IT was not an ideal way to mark a silver jubilee. The 25th anniversary of the signing of the Maastricht treaty, which gave life to the idea of a single European currency, fell on February 7th, the same day that the IMF published its annual health-check on the Greek economy. It said most (but not all) of its board favoured more debt relief to get Greece’s public finances in order—an idea quickly trashed by euro-zone officials.
A day earlier the spread between ten-year government bonds in France and Germany had reached its widest level in four years. The proximate cause seemed to be a growing concern about political risks to the euro.

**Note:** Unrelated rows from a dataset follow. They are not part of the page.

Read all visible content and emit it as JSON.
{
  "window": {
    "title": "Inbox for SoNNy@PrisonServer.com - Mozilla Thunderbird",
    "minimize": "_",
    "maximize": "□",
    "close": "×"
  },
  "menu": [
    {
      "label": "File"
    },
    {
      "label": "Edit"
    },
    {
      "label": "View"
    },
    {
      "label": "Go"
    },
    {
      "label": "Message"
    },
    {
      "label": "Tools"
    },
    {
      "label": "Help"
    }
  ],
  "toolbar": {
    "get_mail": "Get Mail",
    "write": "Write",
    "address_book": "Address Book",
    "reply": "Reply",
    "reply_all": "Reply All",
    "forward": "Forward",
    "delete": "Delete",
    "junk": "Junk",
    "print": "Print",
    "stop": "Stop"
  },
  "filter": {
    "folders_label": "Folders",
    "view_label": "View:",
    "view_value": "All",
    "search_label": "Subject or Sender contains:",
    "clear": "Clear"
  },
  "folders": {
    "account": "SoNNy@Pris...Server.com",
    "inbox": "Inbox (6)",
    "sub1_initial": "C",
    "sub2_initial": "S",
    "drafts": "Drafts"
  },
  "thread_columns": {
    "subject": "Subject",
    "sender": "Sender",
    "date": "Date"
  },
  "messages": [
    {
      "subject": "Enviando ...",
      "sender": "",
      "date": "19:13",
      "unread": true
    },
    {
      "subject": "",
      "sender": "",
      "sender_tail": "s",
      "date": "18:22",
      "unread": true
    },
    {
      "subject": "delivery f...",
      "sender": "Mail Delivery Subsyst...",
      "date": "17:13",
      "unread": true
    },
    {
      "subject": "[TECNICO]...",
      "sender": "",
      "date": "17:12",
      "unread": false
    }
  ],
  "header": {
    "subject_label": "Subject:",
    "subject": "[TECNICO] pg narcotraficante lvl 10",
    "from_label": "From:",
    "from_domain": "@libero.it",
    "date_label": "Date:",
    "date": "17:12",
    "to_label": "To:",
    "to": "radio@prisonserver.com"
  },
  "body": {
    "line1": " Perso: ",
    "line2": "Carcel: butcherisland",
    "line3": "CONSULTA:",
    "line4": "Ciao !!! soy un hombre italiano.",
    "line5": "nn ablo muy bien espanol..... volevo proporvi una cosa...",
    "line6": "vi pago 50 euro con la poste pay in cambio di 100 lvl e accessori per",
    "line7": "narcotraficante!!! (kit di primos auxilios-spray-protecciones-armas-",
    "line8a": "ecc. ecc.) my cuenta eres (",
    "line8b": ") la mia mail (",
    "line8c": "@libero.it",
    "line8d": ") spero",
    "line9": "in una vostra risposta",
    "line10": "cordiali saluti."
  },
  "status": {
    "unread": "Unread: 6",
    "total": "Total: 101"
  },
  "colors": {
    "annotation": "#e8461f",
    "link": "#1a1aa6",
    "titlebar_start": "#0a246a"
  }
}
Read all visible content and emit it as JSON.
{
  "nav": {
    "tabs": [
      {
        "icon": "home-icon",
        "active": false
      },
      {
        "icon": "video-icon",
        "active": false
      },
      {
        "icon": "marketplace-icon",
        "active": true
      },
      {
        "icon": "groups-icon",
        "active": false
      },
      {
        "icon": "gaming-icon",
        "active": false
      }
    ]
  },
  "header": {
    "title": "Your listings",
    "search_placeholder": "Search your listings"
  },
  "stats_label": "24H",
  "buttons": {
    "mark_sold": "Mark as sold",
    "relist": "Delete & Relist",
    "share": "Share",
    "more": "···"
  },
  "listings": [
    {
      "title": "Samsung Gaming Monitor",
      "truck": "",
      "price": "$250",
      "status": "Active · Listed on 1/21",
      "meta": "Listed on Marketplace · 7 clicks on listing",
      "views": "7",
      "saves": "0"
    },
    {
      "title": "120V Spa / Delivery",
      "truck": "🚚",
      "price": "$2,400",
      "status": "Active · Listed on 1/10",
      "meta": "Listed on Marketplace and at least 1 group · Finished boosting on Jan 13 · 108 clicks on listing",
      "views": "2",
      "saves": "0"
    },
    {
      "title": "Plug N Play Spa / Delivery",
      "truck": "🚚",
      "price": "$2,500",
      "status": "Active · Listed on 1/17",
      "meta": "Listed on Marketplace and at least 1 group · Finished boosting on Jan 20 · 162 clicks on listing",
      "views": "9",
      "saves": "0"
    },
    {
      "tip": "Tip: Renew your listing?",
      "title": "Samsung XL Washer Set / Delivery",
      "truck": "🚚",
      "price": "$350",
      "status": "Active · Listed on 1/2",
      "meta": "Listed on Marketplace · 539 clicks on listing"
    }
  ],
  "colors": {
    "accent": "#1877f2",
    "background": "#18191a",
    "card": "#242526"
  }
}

François Fillon, once the front-runner in the race for the French presidency, is embroiled in a scandal and losing ground. A fear is that his fall from grace might boost support for Marine Le Pen, leader of the National Front, who wants France to leave the euro and the EU.
Shorter odds on a Le Pen victory would certainly justify a higher risk premium on French bonds. Yet there is more to the latest bout of euro-area bond jitters than a sharper focus on politics. After all, bond markets…Continue reading